• [Exercise]
Copy every line of the records below where the word "screenshot" occurs.

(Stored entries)
——————————

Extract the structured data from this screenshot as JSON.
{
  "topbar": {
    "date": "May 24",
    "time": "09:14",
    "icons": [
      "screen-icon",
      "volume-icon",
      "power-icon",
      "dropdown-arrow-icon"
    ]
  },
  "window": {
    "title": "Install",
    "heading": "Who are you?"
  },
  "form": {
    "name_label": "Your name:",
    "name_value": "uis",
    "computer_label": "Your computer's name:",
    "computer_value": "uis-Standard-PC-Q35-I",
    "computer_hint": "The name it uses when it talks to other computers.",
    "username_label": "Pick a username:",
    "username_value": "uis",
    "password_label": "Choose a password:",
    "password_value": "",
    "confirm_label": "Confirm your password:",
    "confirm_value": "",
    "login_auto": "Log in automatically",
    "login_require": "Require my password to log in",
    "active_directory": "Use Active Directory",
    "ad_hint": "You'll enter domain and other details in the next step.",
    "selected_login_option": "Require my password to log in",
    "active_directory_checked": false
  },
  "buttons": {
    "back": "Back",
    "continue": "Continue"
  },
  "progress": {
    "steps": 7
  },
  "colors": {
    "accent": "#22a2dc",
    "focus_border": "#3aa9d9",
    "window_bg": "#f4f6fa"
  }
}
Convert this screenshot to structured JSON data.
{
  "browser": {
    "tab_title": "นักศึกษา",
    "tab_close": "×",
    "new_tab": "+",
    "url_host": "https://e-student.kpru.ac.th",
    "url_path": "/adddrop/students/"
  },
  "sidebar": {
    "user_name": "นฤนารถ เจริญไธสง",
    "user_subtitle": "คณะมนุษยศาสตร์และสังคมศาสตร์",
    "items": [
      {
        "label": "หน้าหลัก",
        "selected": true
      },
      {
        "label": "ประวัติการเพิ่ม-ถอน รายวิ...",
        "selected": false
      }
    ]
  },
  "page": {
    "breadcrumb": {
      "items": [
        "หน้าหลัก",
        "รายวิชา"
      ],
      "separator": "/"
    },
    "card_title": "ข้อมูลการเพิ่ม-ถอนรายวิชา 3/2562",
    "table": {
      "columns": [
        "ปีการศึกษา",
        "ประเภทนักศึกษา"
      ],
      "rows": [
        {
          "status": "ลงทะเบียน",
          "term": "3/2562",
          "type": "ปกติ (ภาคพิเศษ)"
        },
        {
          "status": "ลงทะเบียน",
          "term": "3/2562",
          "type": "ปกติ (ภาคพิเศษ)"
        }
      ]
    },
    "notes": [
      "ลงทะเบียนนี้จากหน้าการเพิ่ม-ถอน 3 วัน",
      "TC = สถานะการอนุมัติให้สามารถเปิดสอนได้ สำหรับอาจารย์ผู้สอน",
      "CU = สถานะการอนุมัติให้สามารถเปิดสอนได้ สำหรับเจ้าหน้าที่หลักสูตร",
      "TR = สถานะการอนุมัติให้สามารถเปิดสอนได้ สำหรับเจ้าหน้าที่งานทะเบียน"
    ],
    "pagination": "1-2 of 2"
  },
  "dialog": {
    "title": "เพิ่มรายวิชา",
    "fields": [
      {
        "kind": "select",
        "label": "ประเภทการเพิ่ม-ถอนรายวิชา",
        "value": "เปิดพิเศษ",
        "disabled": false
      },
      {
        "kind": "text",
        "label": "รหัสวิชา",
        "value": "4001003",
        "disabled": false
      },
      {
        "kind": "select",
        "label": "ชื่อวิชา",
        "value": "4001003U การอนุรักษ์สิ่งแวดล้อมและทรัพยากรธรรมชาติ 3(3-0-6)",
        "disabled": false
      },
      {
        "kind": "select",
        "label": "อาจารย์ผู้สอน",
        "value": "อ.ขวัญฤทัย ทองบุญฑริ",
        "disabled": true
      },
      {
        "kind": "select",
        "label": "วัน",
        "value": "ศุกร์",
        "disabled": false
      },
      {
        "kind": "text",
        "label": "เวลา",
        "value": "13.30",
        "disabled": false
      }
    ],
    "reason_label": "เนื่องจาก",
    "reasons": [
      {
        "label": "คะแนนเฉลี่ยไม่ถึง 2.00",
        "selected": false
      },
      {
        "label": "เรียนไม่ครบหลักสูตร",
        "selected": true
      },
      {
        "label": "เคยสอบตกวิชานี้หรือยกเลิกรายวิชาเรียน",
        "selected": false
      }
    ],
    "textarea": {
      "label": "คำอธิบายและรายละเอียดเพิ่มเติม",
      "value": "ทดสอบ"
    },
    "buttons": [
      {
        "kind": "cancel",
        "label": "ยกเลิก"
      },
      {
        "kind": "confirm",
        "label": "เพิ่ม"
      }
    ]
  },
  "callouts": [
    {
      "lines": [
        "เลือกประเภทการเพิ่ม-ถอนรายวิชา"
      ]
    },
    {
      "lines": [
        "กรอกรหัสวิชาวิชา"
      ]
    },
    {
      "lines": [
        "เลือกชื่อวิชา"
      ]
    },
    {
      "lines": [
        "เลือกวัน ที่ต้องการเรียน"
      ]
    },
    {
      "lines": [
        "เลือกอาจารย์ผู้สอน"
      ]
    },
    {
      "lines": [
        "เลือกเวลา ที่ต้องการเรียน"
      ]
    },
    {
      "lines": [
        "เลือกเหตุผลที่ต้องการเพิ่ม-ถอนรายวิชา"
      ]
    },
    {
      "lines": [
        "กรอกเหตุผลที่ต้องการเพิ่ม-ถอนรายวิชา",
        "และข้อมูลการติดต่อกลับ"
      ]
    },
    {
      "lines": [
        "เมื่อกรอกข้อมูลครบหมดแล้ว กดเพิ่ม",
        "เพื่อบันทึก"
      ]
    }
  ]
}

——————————

• [Exercise output]
Extract the structured data from this screenshot as JSON.
Convert this screenshot to structured JSON data.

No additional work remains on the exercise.